Frizzell v Giannetti
Debra A. Frizzell et al., Appellants, v George T. Giannetti et al., Respondents.
Appeal from an order of the Supreme Court, Jefferson County (Hugh A. Gilbert, J.), entered September 13, 2005 in a personal injury action. The order granted defendants' motions for summary judgment dismissing the complaint and denied plaintiffs' cross motion.
It is hereby ordered that the order so appealed from be and the same hereby is unanimously modified on the law by denying the motions in part and reinstating the complaint with respect to the permanent consequential limitation of use of a body organ or member and significant limitation of use of a body function or system categories of serious injury within the meaning of Insurance Law § 5102 (d) and reinstating the derivative cause of action and granting that part of the cross motion with respect to the issue of negligence against defendant George T. Giannetti and as modified the order is affirmed without costs.
Memorandum: Plaintiffs commenced this action seeking damages for injuries sustained by Debra A. Frizzell (plaintiff) in a motor vehicle accident. According to plaintiffs, a vehicle driven by defendant Corinne M. Mulligan rear-ended plaintiff's vehicle, which was stopped at a red light. Plaintiffs alleged that a vehicle driven by defendant George T. Giannetti then rear-ended Mulligan's vehicle, which in turn again rear-ended plaintiff's vehicle.
Supreme Court erred in granting those parts of defendants' motions for summary judgment dismissing the complaint with respect to two of the three categories of serious injury allegedly sustained by plaintiff, i.e., a permanent consequential limitation of use and a significant limitation of use (see Insurance Law § 5102 [d]), and we therefore modify the order accordingly. Mulligan met her initial burden with respect to those two categories of serious injury by submitting the report of defendants' examining physician, who stated that plaintiff sustained "causally related cervical and lumbar strains . . . that would have been healed within the first six weeks after the motor vehicle accident." The physician further stated that "[a]ll of the imaging [*2]studies showed only degenerative changes" that were not related to the accident and that plaintiff's nerve compression disorders shown by the nerve conduction tests and the EMG study were not related to the accident. The medical records submitted by Giannetti in support of his motion and by plaintiffs in opposition to defendants' motions raised a triable issue of fact with respect to those two categories of serious injury. The physician who treated plaintiff for her back and neck injuries diagnosed plaintiff with fibromyalgia and documented plaintiff's decreased reflexes, positive straight leg tests, and a positive Flip test (see Pagels v P.V.S. Chems., 266 AD2d 819 ). Moreover, an EMG study showed objective findings of injuries to plaintiff's arms.
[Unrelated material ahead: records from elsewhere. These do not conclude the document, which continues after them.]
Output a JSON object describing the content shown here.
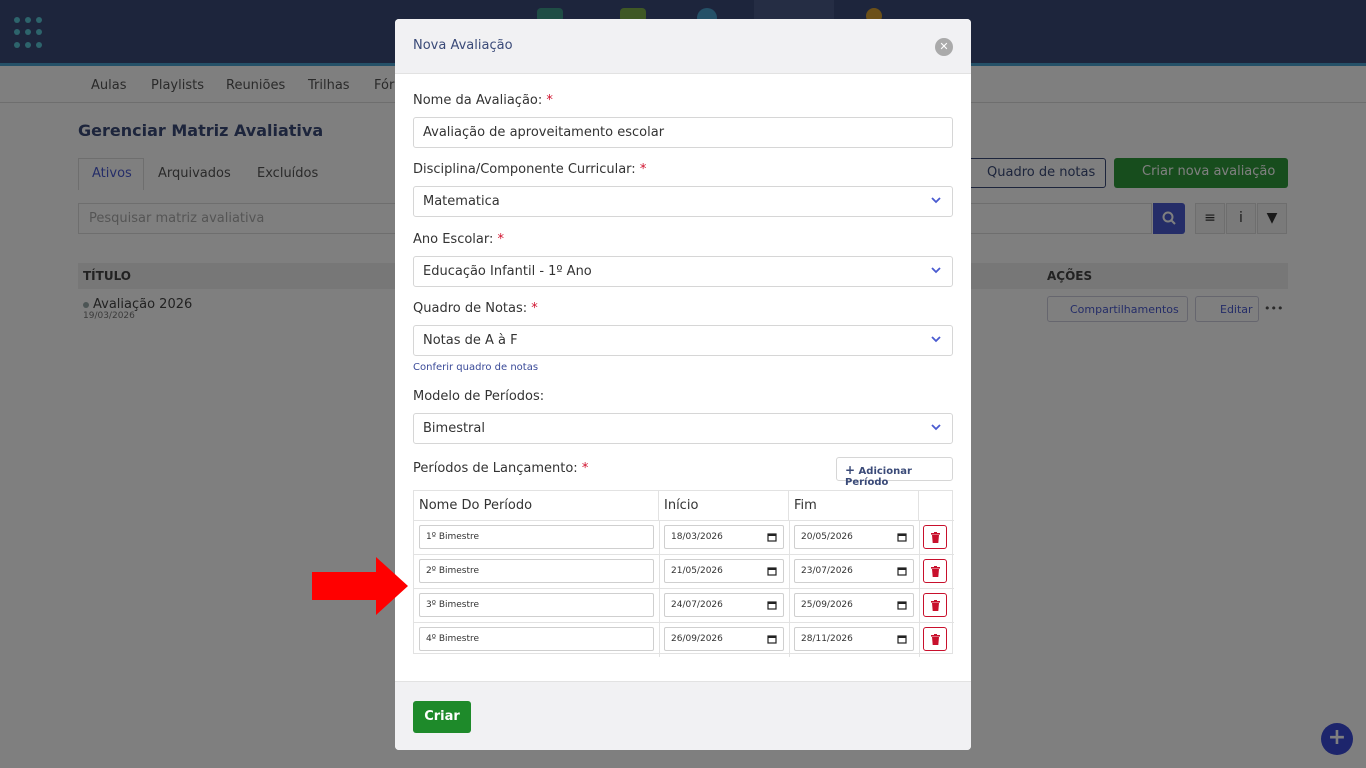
{
  "background": {
    "subnav": [
      "Aulas",
      "Playlists",
      "Reuniões",
      "Trilhas",
      "Fór"
    ],
    "page_title": "Gerenciar Matriz Avaliativa",
    "tabs": [
      "Ativos",
      "Arquivados",
      "Excluídos"
    ],
    "quadro_button": "Quadro de notas",
    "criar_nova_button": "Criar nova avaliação",
    "search_placeholder": "Pesquisar matriz avaliativa",
    "columns": {
      "titulo": "TÍTULO",
      "acoes": "AÇÕES"
    },
    "row": {
      "title": "Avaliação 2026",
      "date": "19/03/2026",
      "share_button": "Compartilhamentos",
      "edit_button": "Editar",
      "more": "•••"
    }
  },
  "modal": {
    "title": "Nova Avaliação",
    "fields": {
      "nome": {
        "label": "Nome da Avaliação:",
        "value": "Avaliação de aproveitamento escolar"
      },
      "disciplina": {
        "label": "Disciplina/Componente Curricular:",
        "value": "Matematica"
      },
      "ano": {
        "label": "Ano Escolar:",
        "value": "Educação Infantil - 1º Ano"
      },
      "quadro": {
        "label": "Quadro de Notas:",
        "value": "Notas de A à F"
      },
      "modelo": {
        "label": "Modelo de Períodos:",
        "value": "Bimestral"
      }
    },
    "required_mark": "*",
    "conferir_link": "Conferir quadro de notas",
    "periodos_label": "Períodos de Lançamento:",
    "add_periodo_button": "Adicionar Período",
    "periodos_columns": {
      "nome": "Nome Do Período",
      "inicio": "Início",
      "fim": "Fim"
    },
    "periodos": [
      {
        "nome": "1º Bimestre",
        "inicio": "18/03/2026",
        "fim": "20/05/2026"
      },
      {
        "nome": "2º Bimestre",
        "inicio": "21/05/2026",
        "fim": "23/07/2026"
      },
      {
        "nome": "3º Bimestre",
        "inicio": "24/07/2026",
        "fim": "25/09/2026"
      },
      {
        "nome": "4º Bimestre",
        "inicio": "26/09/2026",
        "fim": "28/11/2026"
      }
    ],
    "submit_button": "Criar"
  },
  "colors": {
    "brand": "#3a4a78",
    "accent": "#4a5bd0",
    "success": "#1e8a2a",
    "danger": "#c8102c",
    "annotation_arrow": "#ff0000"
  }
}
The physician who treated plaintiff for her back and neck injuries documented plaintiff's limited range of motion and noted that plaintiff's condition would not "improve very much," and the physician who treated plaintiff for her arm injuries provided a qualitative assessment of plaintiff's condition (see Toure v Avis Rent A Car Sys., 98 NY2d 345, 353). In addition, plaintiff's treating physicians opined that plaintiff's injuries were causally related to the accident.
The court properly granted the motions insofar as plaintiffs alleged that plaintiff sustained a serious injury under the 90/180 category of serious injury. Defendants met their initial burden with respect to that category, and plaintiffs failed to raise a triable issue of fact (see Parkhill v Cleary, 305 AD2d 1088, 1090 ).
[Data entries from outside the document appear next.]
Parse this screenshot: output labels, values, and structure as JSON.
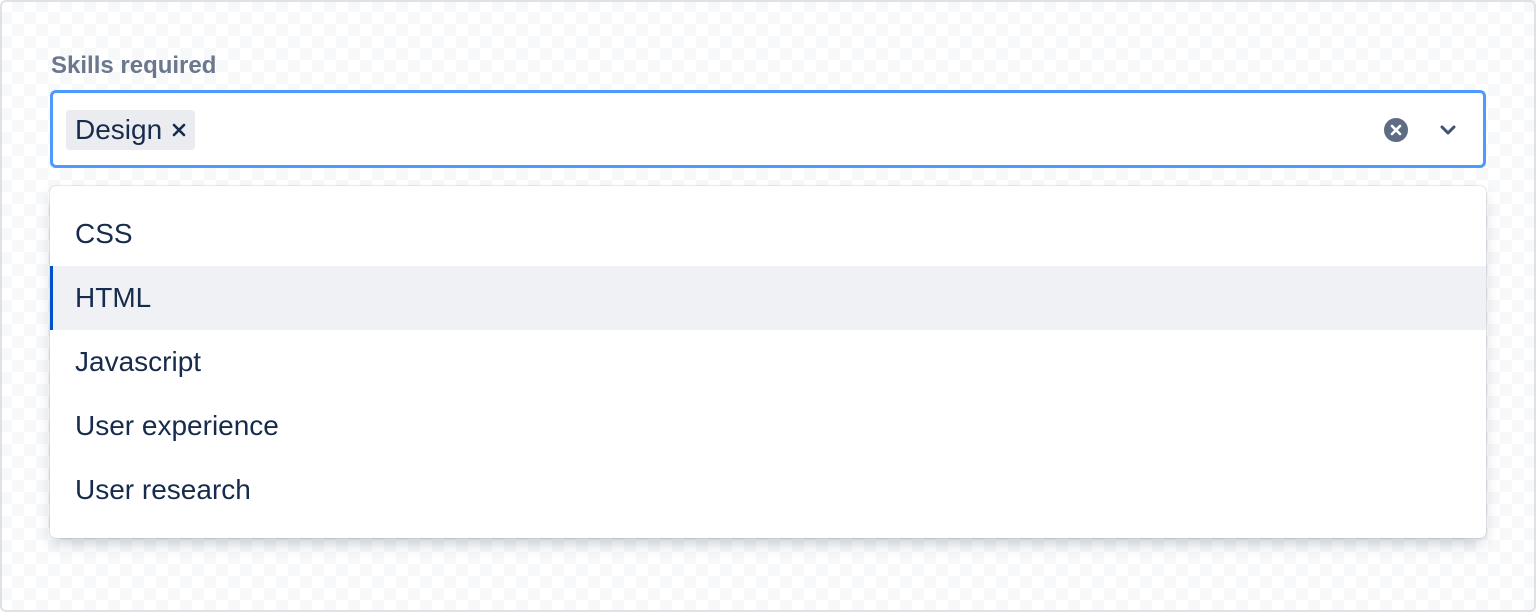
{
  "field": {
    "label": "Skills required"
  },
  "select": {
    "selected_tags": [
      {
        "label": "Design"
      }
    ],
    "menu_open": true,
    "focused_option_index": 1
  },
  "options": [
    {
      "label": "CSS"
    },
    {
      "label": "HTML"
    },
    {
      "label": "Javascript"
    },
    {
      "label": "User experience"
    },
    {
      "label": "User research"
    }
  ],
  "icons": {
    "tag_remove": "close-icon",
    "clear": "clear-circle-icon",
    "dropdown": "chevron-down-icon"
  },
  "colors": {
    "focus_border": "#4c9aff",
    "label_text": "#6b778c",
    "text": "#172b4d",
    "tag_bg": "#ebecf0",
    "option_focus_bg": "#f0f1f5",
    "option_focus_accent": "#0052cc"
  }
}
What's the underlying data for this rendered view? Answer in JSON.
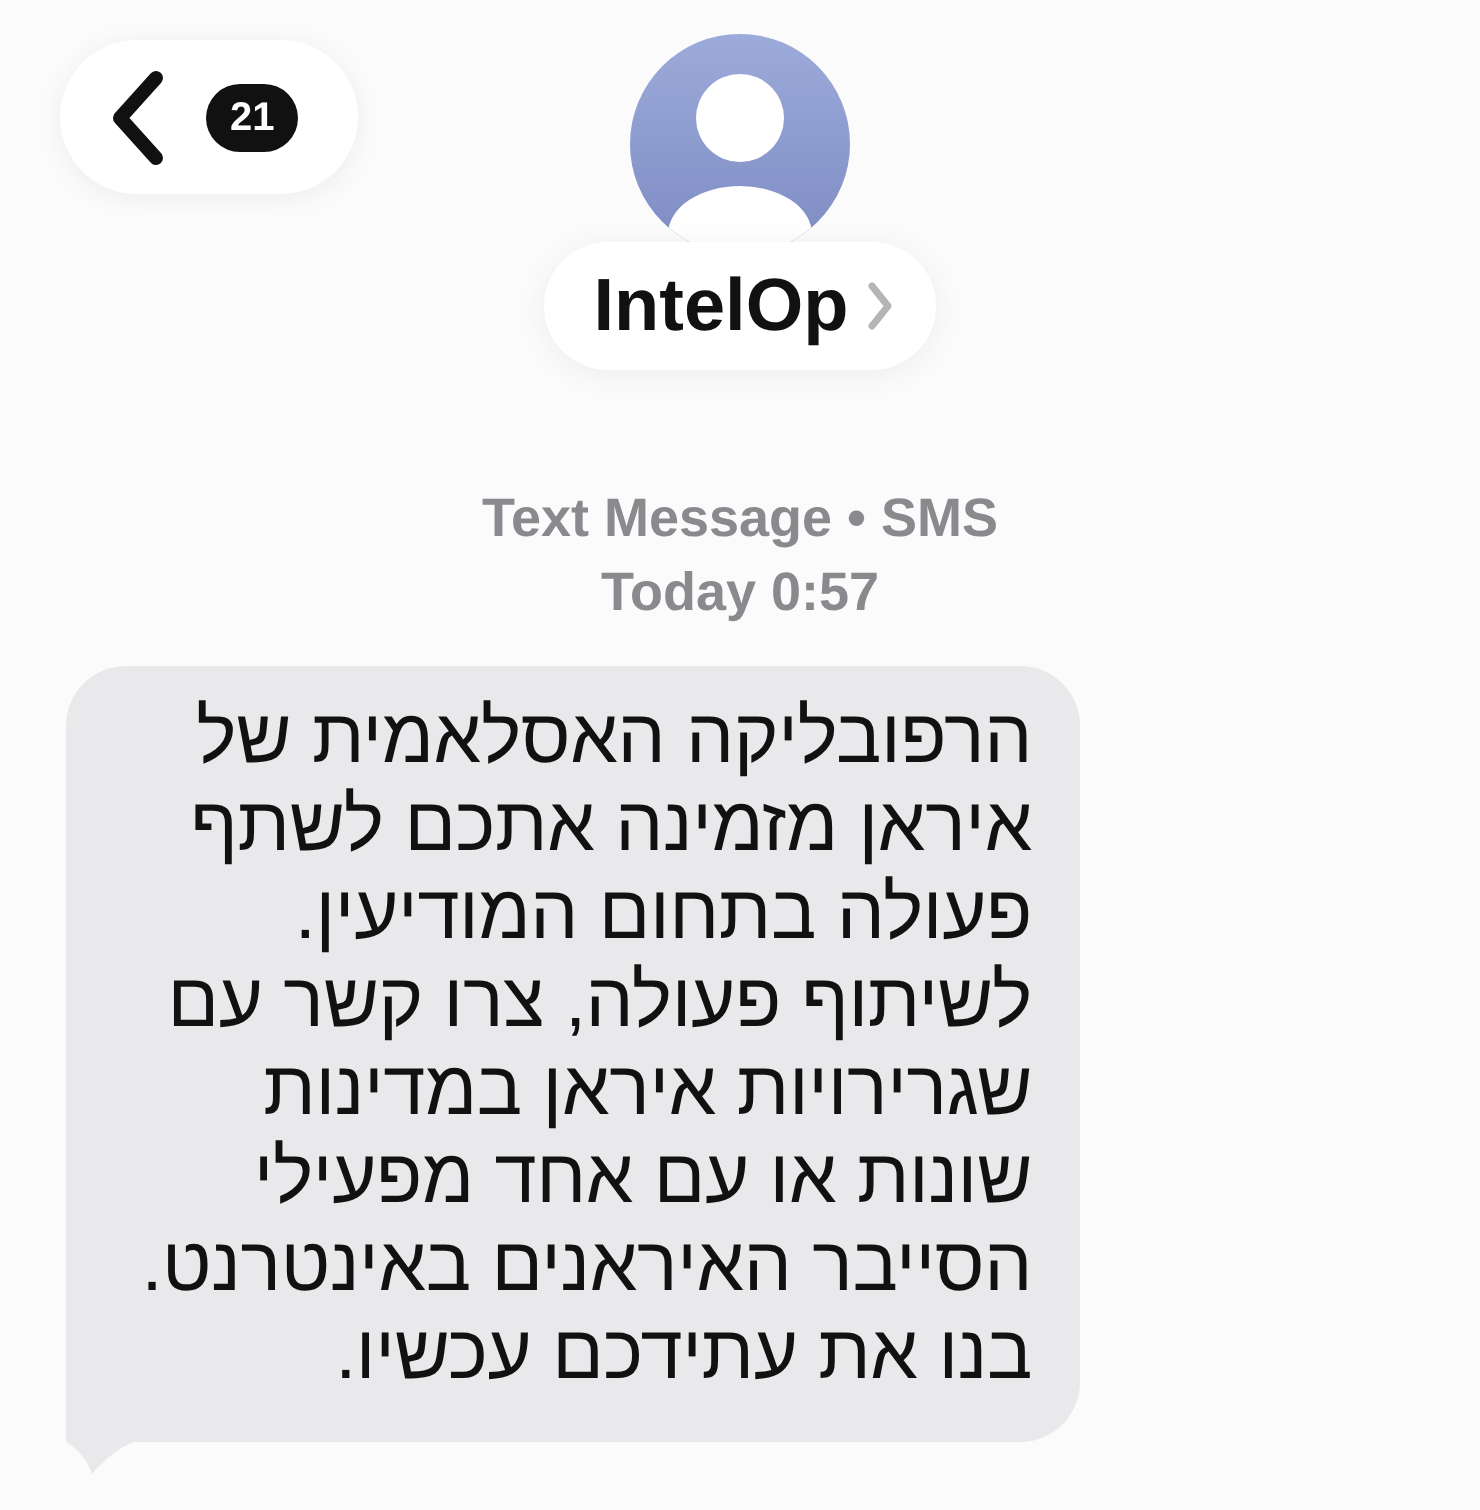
{
  "header": {
    "back_button": {
      "badge": "21"
    },
    "contact": {
      "name": "IntelOp"
    }
  },
  "conversation": {
    "service": "Text Message • SMS",
    "timestamp": "Today 0:57",
    "messages": [
      {
        "kind": "incoming",
        "text": "הרפובליקה האסלאמית של\nאיראן מזמינה אתכם לשתף\nפעולה בתחום המודיעין.\nלשיתוף פעולה, צרו קשר עם\nשגרירויות איראן במדינות\nשונות או עם אחד מפעילי\nהסייבר האיראנים באינטרנט.\nבנו את עתידכם עכשיו."
      }
    ]
  }
}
We agree with plaintiffs that the court erred in denying that part of their cross motion for summary judgment against Giannetti on the issue of negligence, and we therefore further modify the order accordingly. Plaintiffs made a prima facie showing of negligence on his part, and he failed to submit a nonnegligent explanation for the collision (see Ruzycki v Baker, 301 AD2d 48, 49-50 ). The court, however, properly denied that part of the cross motion for summary judgment against Mulligan on the issue of negligence. In support of the cross motion, plaintiffs submitted the deposition testimony of both plaintiff and Giannetti in which they testified that Mulligan rear-ended plaintiff's vehicle and that, after the initial collision, Giannetti struck Mulligan's vehicle, causing Mulligan's vehicle to rear-end plaintiff's vehicle a second time. However, plaintiffs also submitted the deposition testimony of Mulligan in which she testified that she applied her brakes as she approached the intersection and that, when her vehicle was a few feet from plaintiff's vehicle, her vehicle was rear-ended, causing her vehicle to strike plaintiff's vehicle only once. Plaintiffs' submissions thus raised a triable issue of fact whether Mulligan was negligent (see generally Negros v Brown, 15 AD3d 994 ; Piazza v D'Anna, 6 AD3d 1161 ). Present—Gorski, J.P., Martoche, Smith and Pine, JJ.